CTSL to open DFRBF membership

Comrade Trustee Services Limited (CTSL) says it will be opening up membership to allow for employers to join the Defence Force Retirement Benefit Fund (DFRBF) as part of the strategy to grow the Fund.

CTSL Statutory Manager, Sitiveni Waleilakeba, said currently the Fund cannot grow significantly due to its current membership, which by law is limited to members of the PNG Defence Force.

Waleilkeba said the opening up of membership is subject to legislation changes which they will address this year.

“We want the membership of the fund to open up and that is subject to legislation changes which we are hoping to address this year, schedule 6. Remember right now the membership does not allow us to grow very much, because of the numbers. So the only option for us is either we merge with bigger funds, or run on our own but increase portfolio by increasing membership,” said Waleilakeba.

“So the key to our growth is basically, we want to make sure that the members, we open up membership, to ensure that we increase our membership so that there is enough money in the kitty to grow.”

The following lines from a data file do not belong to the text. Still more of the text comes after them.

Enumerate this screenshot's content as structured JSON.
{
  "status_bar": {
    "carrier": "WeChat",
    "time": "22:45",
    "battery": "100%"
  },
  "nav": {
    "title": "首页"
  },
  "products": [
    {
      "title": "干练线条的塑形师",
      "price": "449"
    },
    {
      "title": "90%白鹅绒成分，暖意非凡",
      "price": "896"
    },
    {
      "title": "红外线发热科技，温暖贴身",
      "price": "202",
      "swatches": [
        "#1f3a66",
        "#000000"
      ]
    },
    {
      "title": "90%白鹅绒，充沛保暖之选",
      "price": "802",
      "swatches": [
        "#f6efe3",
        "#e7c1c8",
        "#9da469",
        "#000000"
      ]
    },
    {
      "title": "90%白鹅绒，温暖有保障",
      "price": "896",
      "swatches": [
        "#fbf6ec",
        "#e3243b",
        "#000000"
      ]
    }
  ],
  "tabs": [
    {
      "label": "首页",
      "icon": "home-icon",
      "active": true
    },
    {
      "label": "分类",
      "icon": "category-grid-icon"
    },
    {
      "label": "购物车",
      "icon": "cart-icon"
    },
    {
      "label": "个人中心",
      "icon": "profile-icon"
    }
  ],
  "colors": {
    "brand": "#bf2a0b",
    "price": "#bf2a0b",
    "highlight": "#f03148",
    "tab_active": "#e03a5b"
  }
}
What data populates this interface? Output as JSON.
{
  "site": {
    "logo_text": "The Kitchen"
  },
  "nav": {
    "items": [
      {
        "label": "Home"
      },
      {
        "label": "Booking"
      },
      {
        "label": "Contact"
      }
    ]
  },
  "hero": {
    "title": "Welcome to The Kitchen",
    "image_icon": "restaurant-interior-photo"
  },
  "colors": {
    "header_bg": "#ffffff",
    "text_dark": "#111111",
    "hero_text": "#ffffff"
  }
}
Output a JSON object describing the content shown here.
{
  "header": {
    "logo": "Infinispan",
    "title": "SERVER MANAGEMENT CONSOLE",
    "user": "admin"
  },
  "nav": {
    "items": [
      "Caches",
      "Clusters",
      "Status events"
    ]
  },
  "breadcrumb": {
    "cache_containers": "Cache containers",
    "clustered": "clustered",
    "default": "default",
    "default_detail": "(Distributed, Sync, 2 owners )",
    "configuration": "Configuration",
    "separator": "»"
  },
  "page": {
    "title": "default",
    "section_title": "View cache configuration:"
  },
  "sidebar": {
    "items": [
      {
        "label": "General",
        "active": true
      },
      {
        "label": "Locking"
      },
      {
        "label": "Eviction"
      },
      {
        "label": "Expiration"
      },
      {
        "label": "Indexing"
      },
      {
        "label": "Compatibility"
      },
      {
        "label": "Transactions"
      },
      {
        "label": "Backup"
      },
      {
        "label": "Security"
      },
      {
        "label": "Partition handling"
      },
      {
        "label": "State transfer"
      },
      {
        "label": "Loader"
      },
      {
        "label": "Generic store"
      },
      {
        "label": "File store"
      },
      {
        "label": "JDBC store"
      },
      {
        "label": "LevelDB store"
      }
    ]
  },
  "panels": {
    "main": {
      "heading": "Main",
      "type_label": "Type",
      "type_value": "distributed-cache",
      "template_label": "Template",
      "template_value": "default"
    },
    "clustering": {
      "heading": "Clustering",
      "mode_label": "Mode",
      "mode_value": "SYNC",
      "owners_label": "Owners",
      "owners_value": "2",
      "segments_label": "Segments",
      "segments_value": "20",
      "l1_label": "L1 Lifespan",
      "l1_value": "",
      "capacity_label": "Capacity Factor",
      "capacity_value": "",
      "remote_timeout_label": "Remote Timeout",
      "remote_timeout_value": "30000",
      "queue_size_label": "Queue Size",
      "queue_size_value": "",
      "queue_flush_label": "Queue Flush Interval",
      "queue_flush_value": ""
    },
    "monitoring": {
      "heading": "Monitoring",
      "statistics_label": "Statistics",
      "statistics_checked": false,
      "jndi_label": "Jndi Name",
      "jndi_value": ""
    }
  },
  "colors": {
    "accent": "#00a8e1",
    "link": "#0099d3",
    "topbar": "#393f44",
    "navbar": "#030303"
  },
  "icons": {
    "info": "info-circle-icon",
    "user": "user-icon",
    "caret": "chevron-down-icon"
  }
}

CTSLE CEO, Charlie Gilichibi clarified that the DFRBF is made up of two schemes. An Accumulation and a Defined Benefit or Pension scheme.

He said the accumulation scheme is Governed by the Superannuation Act while the pension scheme is Governed by the Defence Force Retirement Benefit Act.

“Under the accumulation scheme, as governed within the Superannuation Act, we can already invite employers outside of the Defence Force to come and join only that scheme. The pension scheme is only locked down to Defence Force, nobody else can come and join that.”

“Thanks to the Statutory Manager and, we also got two legal opinions, all agreeing with what we think, that yes we can already go ahead and invite employers outside and to come and join the DFRBF accumulation scheme,” said Gilichibi.

Waleilakeba said they will undertake a few changes before opening up membership.

This involves the changing of the funds constitution, which is currently under review by the Central Bank and the rebranding of Fund.

“The other component that we got to be very careful of is the branding. Because now the face is no longer green because we have expanded, we’ve got to take care of the interested party, not the original members. So the question of branding is also important in this case so, which allows us to be broader in terms of our capability to draw new members and the new members will identify differently from these logo behind us. So those are the two hurdles that we’ve got to go through to make sure that the new members are not being biased. One is rebranding and one is if course the constitution, we need to change the constitution to suit a broader audience,” said Waleilakeba.


Cedric Patjole